This weekend I had the pleasure of visiting the Museum Ludwig in Cologne, which is currently showing an exhibit called “Adjusted,” comprising a range of works by the American “Pictures Generation” artist Louise Lawler, alongside an all new permanent exhibition called “Not Yet Titled: Neu und für immer im Museum Ludwig” [Not Yet Titled: New and Forever in Museum Ludwig]. Apparently, the latter is less a permanent exhibition in the traditional sense, and more a semi-permanent configuration of museum space whose contents are scheduled to change; accordingly, it is not so much the artworks on display at any moment that constitute the object of the exhibition but rather the museum itself, its spaces and practices of exhibition, so that “Not Yet Titled” seems to defer closure in the interest of staging a quasi-permanent exhibition of flux. That’s a fairly self-reflexive undertaking, as are many of the works on display, so it’s especially refreshing to see that the museum manages to combine all this heady cross- and self-referencing with a material lightness, an architectural and visceral deferral of (en)closure that is all too often lacking in exhibitions of postmodern and semiotically complex works.
One of the exhibition’s centerpieces, Barbara Kruger’s large-scale untitled installation from 1994/1995, which you see at the top of this post (but which you also have to hear in order to appreciate fully), is a case in point: the dense commentary on our media culture, its reflexive irony and intertextuality, are embedded in a space that is at once overloaded and threatening and yet therapeutically soothing as well. The ecstatic sounds of a crowd cheering at the absurd acceptance speech for some unnamed award, where the awardee thanks his God and plays with dictatorial slogans, brainwashing tactics, sexist stereotypes and racist claims of superiority — all of these we register cognitively and appraise their political significance, but the applause enervates us directly, dangerously, on this open stage that seems as if it were designed to highlight the problematic political phenomenology of contemporary spaces: While immersed in the installation, we are able to feel the rich ambivalence of its space, which invites us both to recognize the coded nature of experience while also experiencing something that feels like a space for reflection; but the most surprising aspect of the space can only be grasped later, in a snapshot like mine above: Kruger’s installation, which positively begs to be remediated in the form of a photograph (while flaunting the fact that it can never be captured or encompassed in one), immediately collapses into a flat background, against which the human figure inevitably seems to have been added in later with Photoshop. (I swear, the picture above has not been retouched!)

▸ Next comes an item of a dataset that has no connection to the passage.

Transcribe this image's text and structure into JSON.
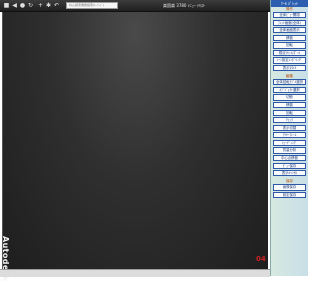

Not only in Kruger’s installation, but throughout the permanent and temporary exhibitions, it was space that, for me, constituted the true attraction. Lawler’s highly self-reflexive photographs of other artists’ artworks (de- and re-contextualized to highlight the significance of exhibition practices and spatial orders) vacillated between a challenging semiotic complexity and a pleasant, almost banal decorative quality within the large open spaces of the Ludwig. Particularly refreshing was the newly commissioned Tracings series, which carries Lawler’s self-reflexive and intertextual tendencies further but abstracts them, reduces, and contributes to a clear open space. In this series, Lawler’s photos of other people’s art are reproduced again, but now in the simplified form of black contour lines upon a white background, thus transforming the high-resolution photographs and rendering the works more iconic and approachable. These oversized coloring-book pictures, which we survey upon exiting the smaller exhibition rooms in the wide monochromatic space in which we access the stairs, refer, of course, to the images we saw downstairs, but they also seem happy enough to slip into the background and assume a more functional, properly architectural role that does not force any sort of dialogue or commentary. Likewise, Lawler’s new Stretch images, which take Andy Warhol’s famous Brillo boxes as their “subject,” blown up to gigantic proportions to occupy two complete walls with anamorphically stretched photos, emphasize the space of the museum — both as an institution and as a material environment.
All in all, the current showings at the Museum Ludwig offer lots of food for thought — for reflection on the politics, history, and institution of contemporary art, for theoretically guided musings on the relations of art to mass media and our changing media of reproduction, and for thought about our own place within these configurations. If that’s what you’re looking for, you’re sure to be happy here. These exhibitions do more, though, as well, and something that many museums fail to do as they aim for more “interactive” forms of engagement (while misunderstanding “interactive” as “overstuffed and preemptively overladen with information”): namely, Lawler’s “Adjusted” and the (quasi-)permanent “Not Yet Titled” grasp the space of their own staging, clear it out for our experience, and remind us that we are bodies moving through space and time. Architectural space becomes affective space, and this affective space collides ambiguously with the content of the artworks displayed. The latter may make us know, on a cognitive and political level, that everything is not OK, but even just registering that in this wonderful space imparts a (not unproblematic) feeling, a not yet titled affect: “Alles in Ordnung” (irgendwie, vielleicht)…